What follows is the clip from the news program. Note that the images in the clip are horrific. This is reality. This is our tax dollars at work.
You will be walking in memory of twenty-eight-year-old Darshan Singh who was a young farmer from Amritsar district. On 9 September 1990, Darshan and two other young men went for a motorcycle ride when a group of police officers suspected them of being militants and shot at them. Darshan, the pillion rider, was hit by a bullet and fell down dead. The police took Darshan’s two companions into custody and reported them dead in alleged encounters.
Ensaaf has documented thousands of cases of disappearance and unlawful killings in Punjab and in an effort to allow its supporters to connect with victims, Ensaaf is holding a 5k walk, called Appear for the Disappeared, on April 6, 2013 in Fremont, CA. The walk is an opportunity for all participants and virtual donors to commemorate a specific individual who was disappeared in Punjab by Indian security forces from the mid-1980s to late 1990s. Ensaaf’s goal is to commemorate 500 individuals and raise $25,000 to complete documentation efforts.
Between 1984 and 1995, Punjab witnessed thousands of disappearances and unlawful killings, with many victims facing unimaginable torture at the hands of Indian security officials. Rarely were victim families informed of the fate of their loved ones, let alone given a chance to carry out final rites and funeral services. As thousands of men and women disappeared and their families left in the darkness, responsible security officials were awarded promotions and their human rights violations faded into darkness.
Guest blogged by Santbir Singh
I try to imagine the government coming to my house one morning and taking my five year old daughter and eight year old son away to a boarding school hundreds of kilometres away. I try to imagine that at this school, my children’s hair will be cut, their dastars and kakkars will be removed and they will be forcibly baptized as Christians. I try to imagine that they will be beaten for speaking Panjabi, reading Bani or trying to maintain their religious and cultural traditions. I try to imagine that even their basic health needs will not be looked after and they may well die from treatable infections and diseases. And then, I must admit, I am not able to imagine the rest; I can not bear to imagine them being abused, assaulted, beaten and raped.
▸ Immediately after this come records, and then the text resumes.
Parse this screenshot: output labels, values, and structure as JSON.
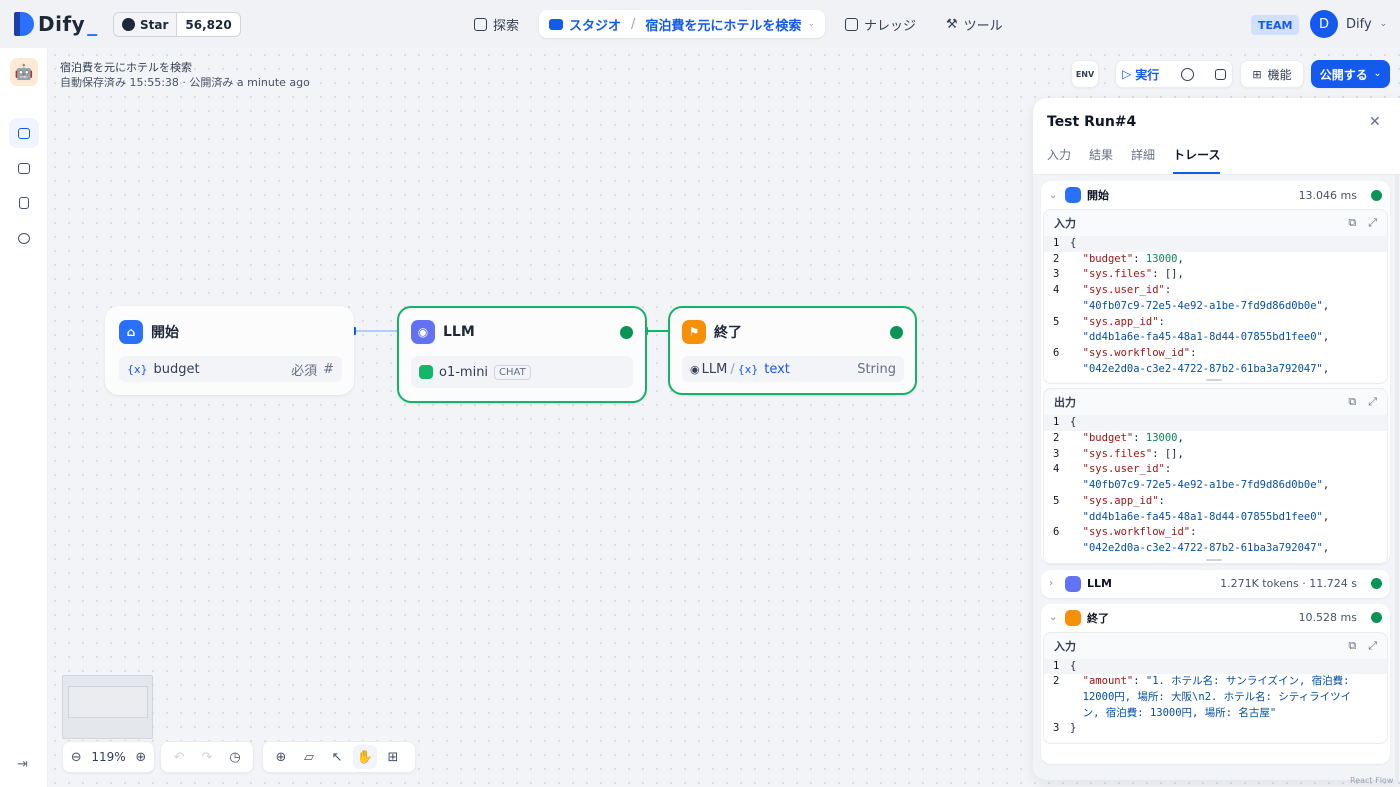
{
  "header": {
    "brand": "Dify",
    "github": {
      "star_label": "Star",
      "count": "56,820"
    },
    "nav": {
      "explore": "探索",
      "studio": "スタジオ",
      "app_name": "宿泊費を元にホテルを検索",
      "knowledge": "ナレッジ",
      "tools": "ツール"
    },
    "team_badge": "TEAM",
    "user": {
      "initial": "D",
      "name": "Dify"
    }
  },
  "app": {
    "title": "宿泊費を元にホテルを検索",
    "status": "自動保存済み 15:55:38 · 公開済み a minute ago"
  },
  "toolbar": {
    "env": "ENV",
    "run": "実行",
    "features": "機能",
    "publish": "公開する"
  },
  "nodes": {
    "start": {
      "title": "開始",
      "var_icon": "{x}",
      "var": "budget",
      "required": "必須",
      "type_icon": "#"
    },
    "llm": {
      "title": "LLM",
      "model": "o1-mini",
      "mode": "CHAT"
    },
    "end": {
      "title": "終了",
      "source": "LLM",
      "slash": "/",
      "var_icon": "{x}",
      "var": "text",
      "type": "String"
    }
  },
  "zoom": "119%",
  "panel": {
    "title": "Test Run#4",
    "tabs": [
      "入力",
      "結果",
      "詳細",
      "トレース"
    ],
    "active_tab": "トレース",
    "steps": {
      "start": {
        "title": "開始",
        "time": "13.046 ms",
        "input_label": "入力",
        "output_label": "出力",
        "json": [
          {
            "ln": "1",
            "t": "{"
          },
          {
            "ln": "2",
            "k": "\"budget\"",
            "v": "13000",
            "vt": "n",
            "tail": ","
          },
          {
            "ln": "3",
            "k": "\"sys.files\"",
            "v": "[]",
            "vt": "p",
            "tail": ","
          },
          {
            "ln": "4",
            "k": "\"sys.user_id\"",
            "v": "",
            "vt": "s",
            "tail": ""
          },
          {
            "ln": "",
            "k": "",
            "v": "\"40fb07c9-72e5-4e92-a1be-7fd9d86d0b0e\"",
            "vt": "s",
            "tail": ","
          },
          {
            "ln": "5",
            "k": "\"sys.app_id\"",
            "v": "",
            "vt": "s",
            "tail": ""
          },
          {
            "ln": "",
            "k": "",
            "v": "\"dd4b1a6e-fa45-48a1-8d44-07855bd1fee0\"",
            "vt": "s",
            "tail": ","
          },
          {
            "ln": "6",
            "k": "\"sys.workflow_id\"",
            "v": "",
            "vt": "s",
            "tail": ""
          },
          {
            "ln": "",
            "k": "",
            "v": "\"042e2d0a-c3e2-4722-87b2-61ba3a792047\"",
            "vt": "s",
            "tail": ","
          }
        ]
      },
      "llm": {
        "title": "LLM",
        "time": "1.271K tokens · 11.724 s"
      },
      "end": {
        "title": "終了",
        "time": "10.528 ms",
        "input_label": "入力",
        "json": [
          {
            "ln": "1",
            "t": "{"
          },
          {
            "ln": "2",
            "k": "\"amount\"",
            "v": "\"1. ホテル名: サンライズイン, 宿泊費:",
            "vt": "s",
            "tail": ""
          },
          {
            "ln": "",
            "k": "",
            "v": "12000円, 場所: 大阪\\n2. ホテル名: シティライツイ",
            "vt": "s",
            "tail": ""
          },
          {
            "ln": "",
            "k": "",
            "v": "ン, 宿泊費: 13000円, 場所: 名古屋\"",
            "vt": "s",
            "tail": ""
          },
          {
            "ln": "3",
            "t": "}"
          }
        ]
      }
    }
  },
  "footer": {
    "reactflow": "React Flow"
  },
  "colors": {
    "accent": "#155aef",
    "success": "#079455",
    "llm": "#6172f3",
    "end": "#f79009"
  }
}
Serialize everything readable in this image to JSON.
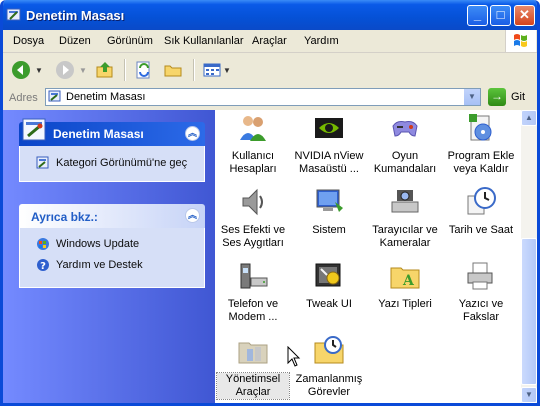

That is what occurred in this country for one hundred years as the Canadian government, along with government sanctioned church groups, kidnapped First Nations children from their homes and took them to residential schools where unspeakable horrors were committed on them. Of course the history of colonization in the Americas does not begin with the Residential School system but is in fact a legacy going back centuries. It is estimated that 90 to 95% of all indigenous people living in the Americas were killed by smallpox within the first century after European first contact in the late 1400’s. It is difficult to fathom death at that scale. Those that remained had their land stolen and were forced onto reservations to live as non-citizens in their own lands.
As a nation, Sikhs are extremely proud of our own anti-colonial struggle against the British. Yet we have completely failed to acknowledge that in Canada we have succeeded due to the colonial oppression of other nations. This land where we build our homes and businesses was the land of nations that lived here for tens of thousands of years. Yes, one hundred and seventy years ago the British annexed Panjab and ended Khalsa Raj. But the British did not exile us from our own villages and towns. The British did not take our land and build new cities. The British did not migrate to Panjab and force us to live on inadequate reserves.